It’s like a vacation. Vacations are great but part of what makes them great is they don’t go on forever and are a set amount of time away from everything. Everyone reaches a point during a vacation where they are ready to go back home and resume their lives. Knowing home is there makes the vacation that much enjoyable. If there’s never a trip home, at some point, the vacation is going to become less enjoyable.
A little while back, I was in San Diego for a few days for work. If you’ve ever been to San Diego, then you know that it’s God’s country. It’s perfect. The weather is literally the ideal temperature. I couldn’t help but think that I was blowing it by living on the East Coast and should pack up and head west.
When I did return home to Philadelphia, it was a cold, rainy February night. It had snowed a little bit while I was gone and piles of it made it tricky getting into my building. Having just come from sunny San Diego, it would make sense for me to curse the Philadelphian ground I walked on and book the next flight back across the country.
But I found myself doing the exact opposite.
The absolutely shitty conditions in Philly actually made me crack a smile. I appreciated the city and the weather and the general state of misery that came with it all. As I walked up to my building, I couldn’t help but look even more fondly back at those few days in San Diego and look forward to possibly going there again sometime. I didn’t think I needed a ton of help falling in love with San Diego but not being there definitely moved the needle.
Likewise, being away from Philly made me miss it, a place I was also very happy with. I needed to be away from a happy situation to give that happy situation the love it deserved.
If it’s true that you don’t know what you’ve got until it’s gone, you need to be gone to know what you’ve got.
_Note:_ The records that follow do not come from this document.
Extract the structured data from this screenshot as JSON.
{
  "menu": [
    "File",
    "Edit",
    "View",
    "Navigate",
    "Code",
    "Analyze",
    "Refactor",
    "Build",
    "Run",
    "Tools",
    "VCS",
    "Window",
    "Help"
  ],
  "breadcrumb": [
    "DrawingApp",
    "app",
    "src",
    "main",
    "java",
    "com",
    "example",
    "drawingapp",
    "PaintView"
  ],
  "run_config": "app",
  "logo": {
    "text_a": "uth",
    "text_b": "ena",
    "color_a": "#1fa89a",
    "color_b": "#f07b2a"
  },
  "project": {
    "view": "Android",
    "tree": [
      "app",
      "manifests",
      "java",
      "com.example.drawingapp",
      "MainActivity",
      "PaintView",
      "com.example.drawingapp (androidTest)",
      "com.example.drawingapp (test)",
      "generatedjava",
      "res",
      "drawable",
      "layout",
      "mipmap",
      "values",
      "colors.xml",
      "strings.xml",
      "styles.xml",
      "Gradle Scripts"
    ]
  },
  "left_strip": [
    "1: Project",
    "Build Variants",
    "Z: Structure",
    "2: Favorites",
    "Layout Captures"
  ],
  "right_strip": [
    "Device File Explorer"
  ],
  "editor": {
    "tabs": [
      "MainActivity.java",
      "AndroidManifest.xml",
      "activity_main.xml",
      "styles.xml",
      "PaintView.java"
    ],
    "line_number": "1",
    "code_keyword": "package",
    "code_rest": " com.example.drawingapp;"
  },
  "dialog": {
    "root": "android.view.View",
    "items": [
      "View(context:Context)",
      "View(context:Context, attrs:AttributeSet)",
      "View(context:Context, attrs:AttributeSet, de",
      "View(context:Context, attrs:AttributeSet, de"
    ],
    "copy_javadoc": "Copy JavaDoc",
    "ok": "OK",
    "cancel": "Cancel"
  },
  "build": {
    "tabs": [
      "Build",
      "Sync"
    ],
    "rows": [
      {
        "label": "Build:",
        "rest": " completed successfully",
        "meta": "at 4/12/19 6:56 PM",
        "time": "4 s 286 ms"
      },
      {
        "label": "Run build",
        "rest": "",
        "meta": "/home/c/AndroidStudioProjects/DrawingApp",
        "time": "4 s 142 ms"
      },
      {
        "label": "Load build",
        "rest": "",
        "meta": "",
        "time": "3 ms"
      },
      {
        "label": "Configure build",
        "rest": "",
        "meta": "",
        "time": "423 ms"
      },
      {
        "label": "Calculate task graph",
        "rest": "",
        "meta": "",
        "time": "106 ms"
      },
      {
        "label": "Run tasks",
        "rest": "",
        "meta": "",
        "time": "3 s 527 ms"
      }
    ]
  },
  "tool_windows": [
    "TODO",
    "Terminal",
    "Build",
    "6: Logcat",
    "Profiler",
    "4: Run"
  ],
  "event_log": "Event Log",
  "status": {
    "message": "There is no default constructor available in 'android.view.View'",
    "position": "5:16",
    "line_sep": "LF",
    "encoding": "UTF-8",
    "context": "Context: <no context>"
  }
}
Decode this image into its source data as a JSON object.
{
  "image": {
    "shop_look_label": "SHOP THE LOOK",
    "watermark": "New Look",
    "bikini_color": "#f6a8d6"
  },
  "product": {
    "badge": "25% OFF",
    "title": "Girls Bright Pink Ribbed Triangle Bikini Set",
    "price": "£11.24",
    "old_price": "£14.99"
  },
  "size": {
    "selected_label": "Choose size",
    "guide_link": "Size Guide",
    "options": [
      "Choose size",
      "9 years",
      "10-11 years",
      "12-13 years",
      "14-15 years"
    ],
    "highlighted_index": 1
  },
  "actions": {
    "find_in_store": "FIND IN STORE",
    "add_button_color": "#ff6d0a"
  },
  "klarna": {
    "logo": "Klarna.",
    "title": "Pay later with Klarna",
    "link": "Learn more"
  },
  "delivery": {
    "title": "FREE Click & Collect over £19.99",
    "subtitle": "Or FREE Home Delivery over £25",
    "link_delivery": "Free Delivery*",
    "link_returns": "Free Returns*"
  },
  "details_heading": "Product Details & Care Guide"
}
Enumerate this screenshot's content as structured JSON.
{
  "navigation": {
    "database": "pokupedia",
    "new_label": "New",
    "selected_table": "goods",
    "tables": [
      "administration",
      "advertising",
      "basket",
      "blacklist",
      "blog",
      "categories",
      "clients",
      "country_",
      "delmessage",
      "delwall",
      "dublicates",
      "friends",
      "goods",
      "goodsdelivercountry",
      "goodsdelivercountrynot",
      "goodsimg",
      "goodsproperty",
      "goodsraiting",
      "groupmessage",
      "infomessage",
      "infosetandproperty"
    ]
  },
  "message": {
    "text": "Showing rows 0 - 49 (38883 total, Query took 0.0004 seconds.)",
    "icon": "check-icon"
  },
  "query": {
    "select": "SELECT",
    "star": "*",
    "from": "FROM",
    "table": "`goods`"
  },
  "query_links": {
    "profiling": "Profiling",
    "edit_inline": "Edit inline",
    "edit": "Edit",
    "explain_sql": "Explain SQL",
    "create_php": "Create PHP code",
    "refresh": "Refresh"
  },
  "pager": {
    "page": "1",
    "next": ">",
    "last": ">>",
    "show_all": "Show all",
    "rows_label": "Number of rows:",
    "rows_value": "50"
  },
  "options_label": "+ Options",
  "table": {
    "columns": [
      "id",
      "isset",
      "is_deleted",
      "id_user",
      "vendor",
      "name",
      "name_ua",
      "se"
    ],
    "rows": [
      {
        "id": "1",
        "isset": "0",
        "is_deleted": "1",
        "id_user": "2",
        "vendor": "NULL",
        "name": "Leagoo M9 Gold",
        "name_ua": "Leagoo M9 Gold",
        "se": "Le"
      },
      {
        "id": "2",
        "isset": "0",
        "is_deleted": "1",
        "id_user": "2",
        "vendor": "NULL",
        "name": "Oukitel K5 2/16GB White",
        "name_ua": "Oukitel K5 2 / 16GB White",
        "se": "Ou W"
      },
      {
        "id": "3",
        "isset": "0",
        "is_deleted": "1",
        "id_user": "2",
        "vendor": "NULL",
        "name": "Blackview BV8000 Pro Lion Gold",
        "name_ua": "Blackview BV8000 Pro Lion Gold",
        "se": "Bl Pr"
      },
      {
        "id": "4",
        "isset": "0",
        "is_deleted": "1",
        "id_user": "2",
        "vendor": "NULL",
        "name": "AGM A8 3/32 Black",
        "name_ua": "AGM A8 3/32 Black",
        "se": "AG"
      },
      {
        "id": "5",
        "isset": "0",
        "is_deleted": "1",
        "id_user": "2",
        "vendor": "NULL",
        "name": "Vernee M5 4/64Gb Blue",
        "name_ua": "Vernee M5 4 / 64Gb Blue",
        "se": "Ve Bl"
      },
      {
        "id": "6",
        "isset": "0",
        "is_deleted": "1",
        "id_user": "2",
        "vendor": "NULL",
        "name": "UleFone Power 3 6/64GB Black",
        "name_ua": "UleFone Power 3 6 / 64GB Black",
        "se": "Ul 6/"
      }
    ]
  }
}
If you never go, you’ll never know.
Fast forward a few years, I’m once again thinking about that very idea thanks to a sitcom on NBC. That’s not going to happen if I’m watching anything else, and while that’s totally fine in a way, it also highlights just how unique and special The Good Place was.
It broke my brain, it challenged my brain, it gave my brain a break, and gave me some laughs.
I don’t know what else we could ask for.
Well, maybe more Derek.